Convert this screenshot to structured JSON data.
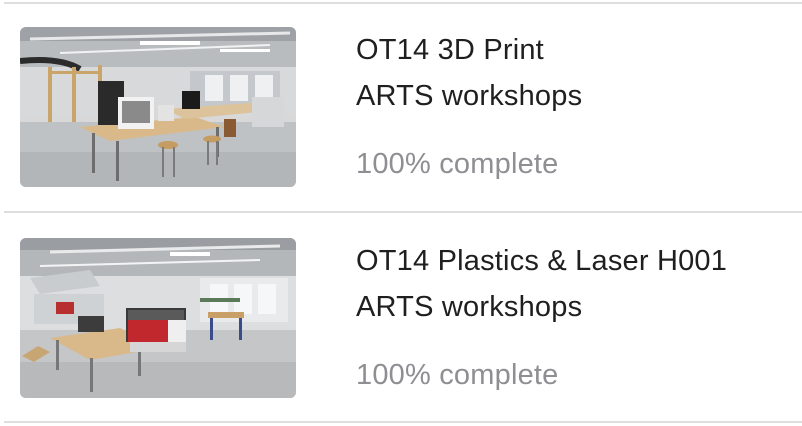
{
  "workshops": [
    {
      "title": "OT14 3D Print",
      "subtitle": "ARTS workshops",
      "progress_label": "100% complete",
      "progress": 1.0
    },
    {
      "title": "OT14 Plastics & Laser H001",
      "subtitle": "ARTS workshops",
      "progress_label": "100% complete",
      "progress": 1.0
    }
  ]
}
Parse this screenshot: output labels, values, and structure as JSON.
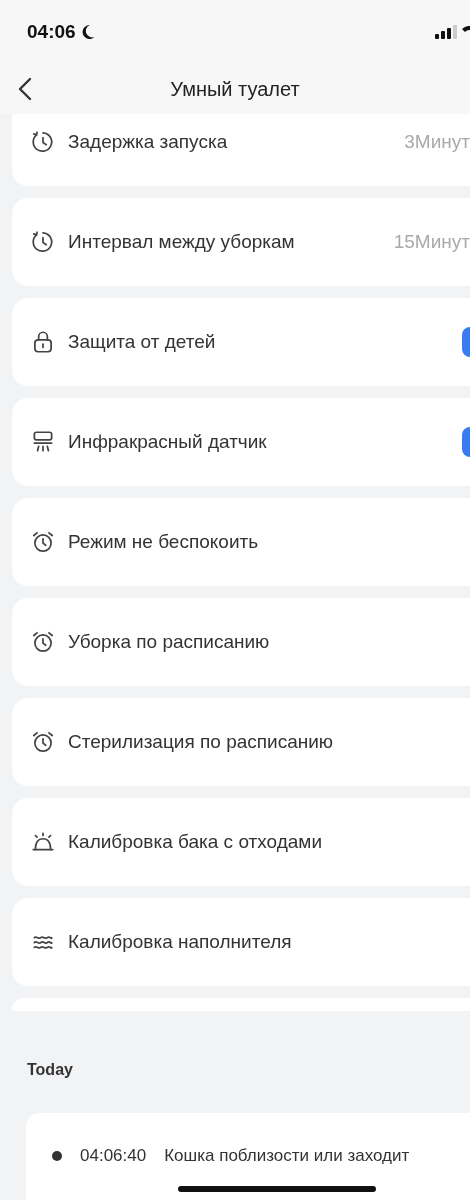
{
  "status_bar": {
    "time": "04:06"
  },
  "header": {
    "title": "Умный туалет"
  },
  "settings": [
    {
      "kind": "value",
      "label": "Задержка запуска",
      "value": "3Минут"
    },
    {
      "kind": "value",
      "label": "Интервал между уборкам",
      "value": "15Минут"
    },
    {
      "kind": "toggle",
      "label": "Защита от детей",
      "on": true
    },
    {
      "kind": "toggle",
      "label": "Инфракрасный датчик",
      "on": true
    },
    {
      "kind": "link",
      "label": "Режим не беспокоить"
    },
    {
      "kind": "link",
      "label": "Уборка по расписанию"
    },
    {
      "kind": "link",
      "label": "Стерилизация по расписанию"
    },
    {
      "kind": "link",
      "label": "Калибровка бака с отходами"
    },
    {
      "kind": "link",
      "label": "Калибровка наполнителя"
    }
  ],
  "history": {
    "heading": "Today",
    "records": [
      {
        "time": "04:06:40",
        "text": "Кошка поблизости или заходит"
      }
    ]
  }
}
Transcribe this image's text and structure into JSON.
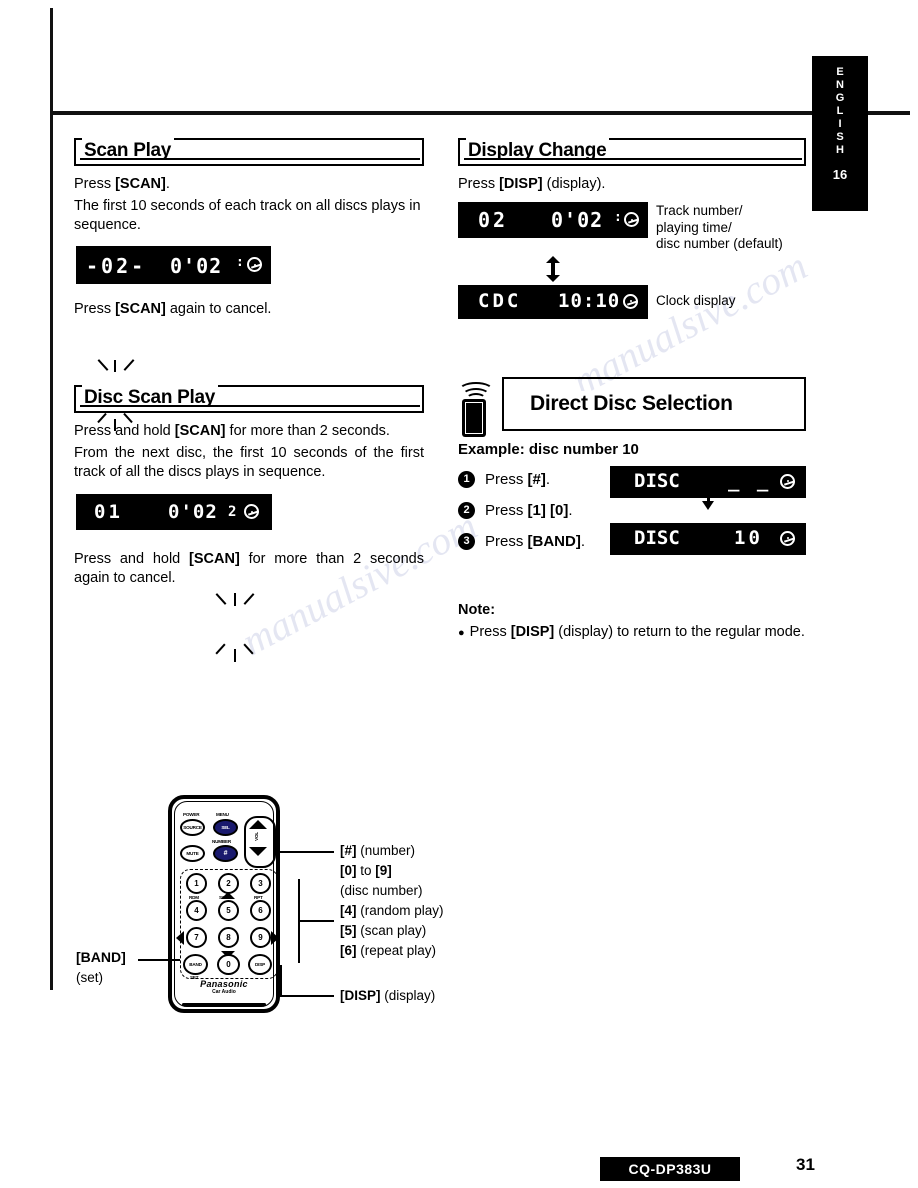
{
  "sidebar": {
    "language": "ENGLISH",
    "letters": [
      "E",
      "N",
      "G",
      "L",
      "I",
      "S",
      "H"
    ],
    "number": "16"
  },
  "sections": {
    "scan_play": {
      "title": "Scan Play",
      "line1_prefix": "Press ",
      "line1_key": "[SCAN]",
      "line1_suffix": ".",
      "body": "The first 10 seconds of each track on all discs plays in sequence.",
      "lcd": {
        "track": "-02-",
        "time": "0'02",
        "colon": ":",
        "disc_icon": "disc-icon"
      },
      "cancel_prefix": "Press ",
      "cancel_key": "[SCAN]",
      "cancel_suffix": " again to cancel."
    },
    "disc_scan_play": {
      "title": "Disc Scan Play",
      "line1_prefix": "Press and hold ",
      "line1_key": "[SCAN]",
      "line1_suffix": " for more than 2 seconds.",
      "body": "From the next disc, the first 10 seconds of the first track of all the discs plays in sequence.",
      "lcd": {
        "track": "01",
        "time": "0'02",
        "disc": "2",
        "disc_icon": "disc-icon"
      },
      "cancel_prefix": "Press and hold ",
      "cancel_key": "[SCAN]",
      "cancel_suffix": " for more than 2 seconds again to cancel."
    },
    "display_change": {
      "title": "Display Change",
      "line1_prefix": "Press ",
      "line1_key": "[DISP]",
      "line1_suffix": " (display).",
      "lcd_top": {
        "track": "02",
        "time": "0'02",
        "colon": ":",
        "disc_icon": "disc-icon"
      },
      "caption_top": "Track number/ playing time/ disc number (default)",
      "caption_top_lines": [
        "Track number/",
        "playing time/",
        "disc number (default)"
      ],
      "lcd_bottom": {
        "text": "CDC",
        "clock": "10:10",
        "disc_icon": "disc-icon"
      },
      "caption_bottom": "Clock display",
      "toggle_icon": "up-down-arrow-icon"
    },
    "direct_disc_selection": {
      "title": "Direct Disc Selection",
      "remote_icon": "remote-control-icon",
      "example": "Example: disc number 10",
      "steps": [
        {
          "num": "1",
          "prefix": "Press ",
          "key": "[#]",
          "suffix": "."
        },
        {
          "num": "2",
          "prefix": "Press ",
          "key": "[1] [0]",
          "suffix": "."
        },
        {
          "num": "3",
          "prefix": "Press ",
          "key": "[BAND]",
          "suffix": "."
        }
      ],
      "lcd_top": {
        "label": "DISC",
        "value": "_ _",
        "disc_icon": "disc-icon"
      },
      "lcd_bottom": {
        "label": "DISC",
        "value": "10",
        "disc_icon": "disc-icon"
      },
      "arrow_icon": "down-arrow-icon",
      "note_title": "Note:",
      "note_bullet": "●",
      "note_prefix": "Press ",
      "note_key": "[DISP]",
      "note_suffix": " (display) to return to the regular mode."
    }
  },
  "remote_diagram": {
    "brand": "Panasonic",
    "brand_sub": "Car Audio",
    "top_labels": {
      "power": "POWER",
      "menu": "MENU",
      "number": "NUMBER",
      "vol": "VOL"
    },
    "buttons": {
      "source": "SOURCE",
      "sel": "SEL",
      "mute": "MUTE",
      "hash": "#",
      "band": "BAND",
      "set": "SET",
      "disp": "DISP",
      "zero": "0",
      "digits": [
        "1",
        "2",
        "3",
        "4",
        "5",
        "6",
        "7",
        "8",
        "9"
      ],
      "digit_subs": [
        "RDM",
        "SCAN",
        "RPT"
      ]
    },
    "callouts": [
      {
        "key": "[#]",
        "desc": " (number)"
      },
      {
        "key": "[0]",
        "desc": " to ",
        "key2": "[9]"
      },
      {
        "key": "",
        "desc": "(disc number)"
      },
      {
        "key": "[4]",
        "desc": " (random play)"
      },
      {
        "key": "[5]",
        "desc": " (scan play)"
      },
      {
        "key": "[6]",
        "desc": " (repeat play)"
      },
      {
        "key": "[DISP]",
        "desc": " (display)"
      }
    ],
    "band_callout_key": "[BAND]",
    "band_callout_sub": "(set)"
  },
  "footer": {
    "model": "CQ-DP383U",
    "page": "31"
  },
  "watermarks": [
    "manualsive.com",
    "manualsive.com"
  ]
}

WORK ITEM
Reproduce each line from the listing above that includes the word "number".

SOLUTION TO THIS TASK
    "number": "16"
      "caption_top": "Track number/ playing time/ disc number (default)",
        "Track number/",
        "disc number (default)"
      "example": "Example: disc number 10",
      "number": "NUMBER",
        "desc": " (number)"
        "desc": "(disc number)"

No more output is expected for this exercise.